ANNAPOLIS — It was a smoky bar popular with firefighters and rescue workers, but Heroes Pub closed its doors after a statewide smoking ban took effect Feb. 1 — so the owner could have the place repainted and its grayed ceiling replaced.
“They should have done this years ago,” said pub owner Kurt Beall, who allowed smoking until last month but was happy to comply with the ban. He closed his bar for two days to repaint and change ceiling tiles, and now he says customers are back but stepping outside to smoke.
“Some people haven’t been happy about going outside to smoke, but they do it,” Mr. Beall said.
Just two weeks after Maryland’s statewide smoking ban took effect, health authorities say they’re happily surprised by a lack of complaints about the ban. Health Secretary John Colmers told a panel of lawmakers yesterday that he’s not aware of any complaints of bars or restaurants not complying with the law.
“Feb. 1 came and went and the world did not come to a crashing halt,” Mr. Colmers said. “For the most part it was successfully implemented, and I suspect there will be no great change … and business may improve.”
Mr. Colmers told reporters that while noncompliance complaints would go to local authorities, not his agency, he wasn’t aware of any problems across the state implementing the ban lawmakers approved last year. Four Maryland counties and the District already banned smoking before the statewide ban was signed into law.

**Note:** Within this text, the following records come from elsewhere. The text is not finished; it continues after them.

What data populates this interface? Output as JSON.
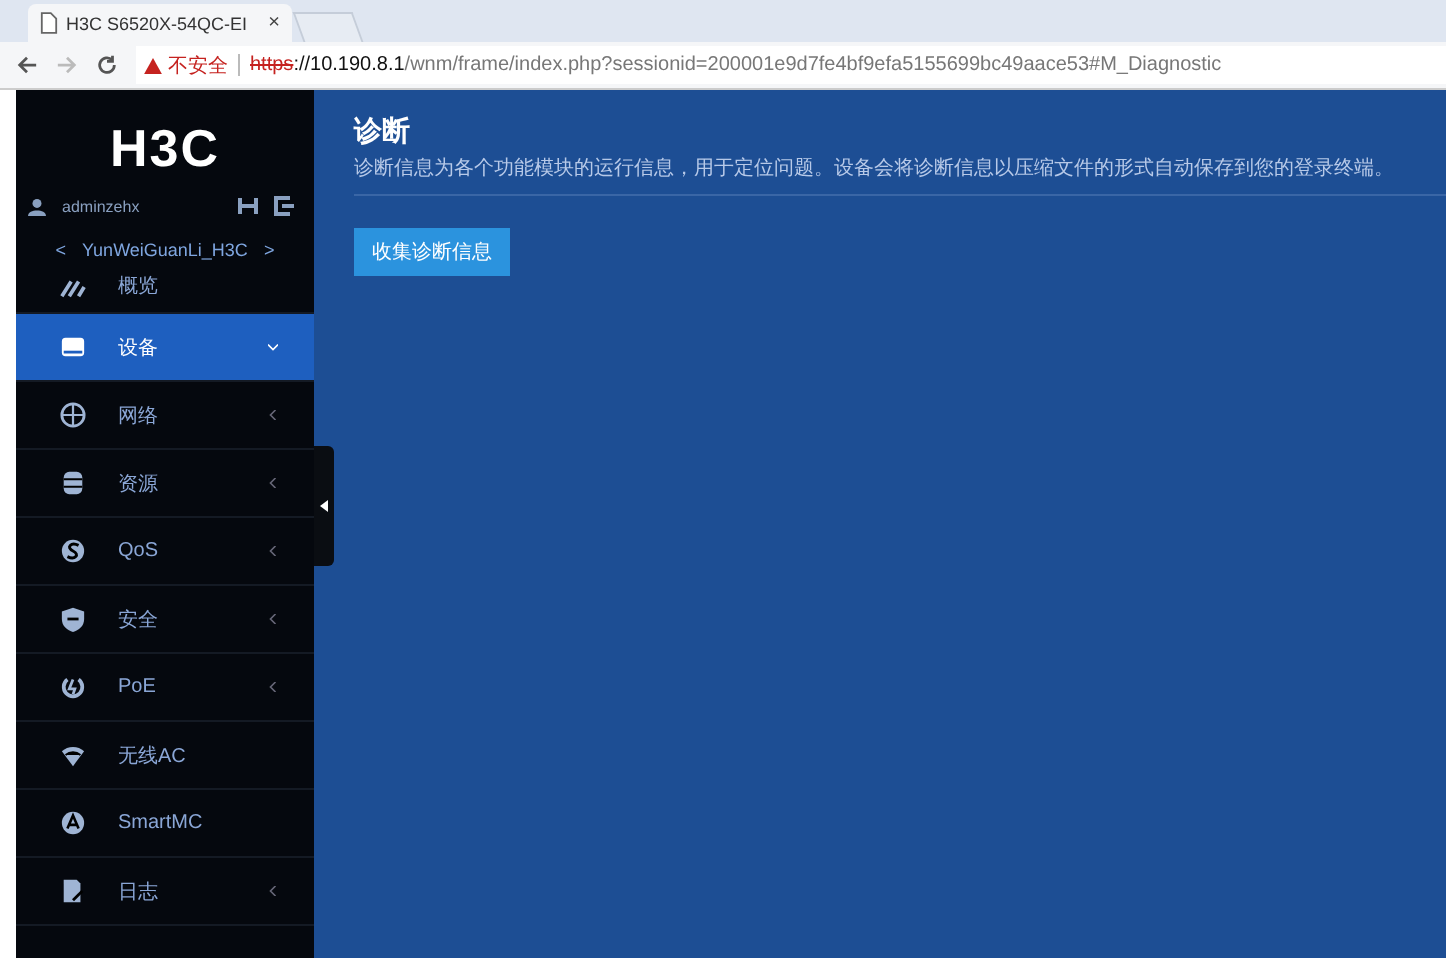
{
  "browser": {
    "tab_title": "H3C S6520X-54QC-EI",
    "tab_close": "×",
    "security_label": "不安全",
    "scheme": "https",
    "url_host": "://10.190.8.1",
    "url_path": "/wnm/frame/index.php?sessionid=200001e9d7fe4bf9efa5155699bc49aace53#M_Diagnostic"
  },
  "sidebar": {
    "logo": "H3C",
    "user": "adminzehx",
    "device_prev": "<",
    "device": "YunWeiGuanLi_H3C",
    "device_next": ">",
    "items": [
      {
        "kind": "gauge",
        "label": "概览",
        "selected": false,
        "has_arrow": false
      },
      {
        "kind": "drive",
        "label": "设备",
        "selected": true,
        "has_arrow": true
      },
      {
        "kind": "globe",
        "label": "网络",
        "selected": false,
        "has_arrow": true
      },
      {
        "kind": "database",
        "label": "资源",
        "selected": false,
        "has_arrow": true
      },
      {
        "kind": "qos",
        "label": "QoS",
        "selected": false,
        "has_arrow": true
      },
      {
        "kind": "shield",
        "label": "安全",
        "selected": false,
        "has_arrow": true
      },
      {
        "kind": "power",
        "label": "PoE",
        "selected": false,
        "has_arrow": true
      },
      {
        "kind": "wifi",
        "label": "无线AC",
        "selected": false,
        "has_arrow": false
      },
      {
        "kind": "letter",
        "label": "SmartMC",
        "selected": false,
        "has_arrow": false
      },
      {
        "kind": "log",
        "label": "日志",
        "selected": false,
        "has_arrow": true
      }
    ]
  },
  "main": {
    "title": "诊断",
    "description": "诊断信息为各个功能模块的运行信息，用于定位问题。设备会将诊断信息以压缩文件的形式自动保存到您的登录终端。",
    "button": "收集诊断信息"
  }
}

“I think the world will be a better place because of it,” Mr. Colmers said of the statewide ban.
Restaurant industry officials who opposed the ban’s passage said there have been no problems with bars and restaurants not complying. The law requires them to remove ashtrays and post no-smoking signs, and they could be fined for allowing smoking. But people in the industry say it’ll be a long time before they know whether the ban is hurting business.
Melvin Thompson, vice president of the Restaurant Association of Maryland, agreed that while the ban has been easy to implement, businesses will needs months to find out how it is affecting business.
“You have many customers who still might not be aware of the ban. So they may still be going to their favorite watering holes and stepping outside. We call the first month the adjustment period. People adjust their behavior after that,” Mr. Thompson said.
The law includes a chance for restaurants or bars hurt by the smoking ban to get temporary waivers. But first the businesses have to snuff out smoking for two months and prove to local health authorities that their receipts dropped at least 15 percent because of the ban.
Even if waivers are granted, business would be allowed to permit indoor smoking only a few more years. Mr. Thompson said it was far too soon to know how many restaurants may apply for waivers.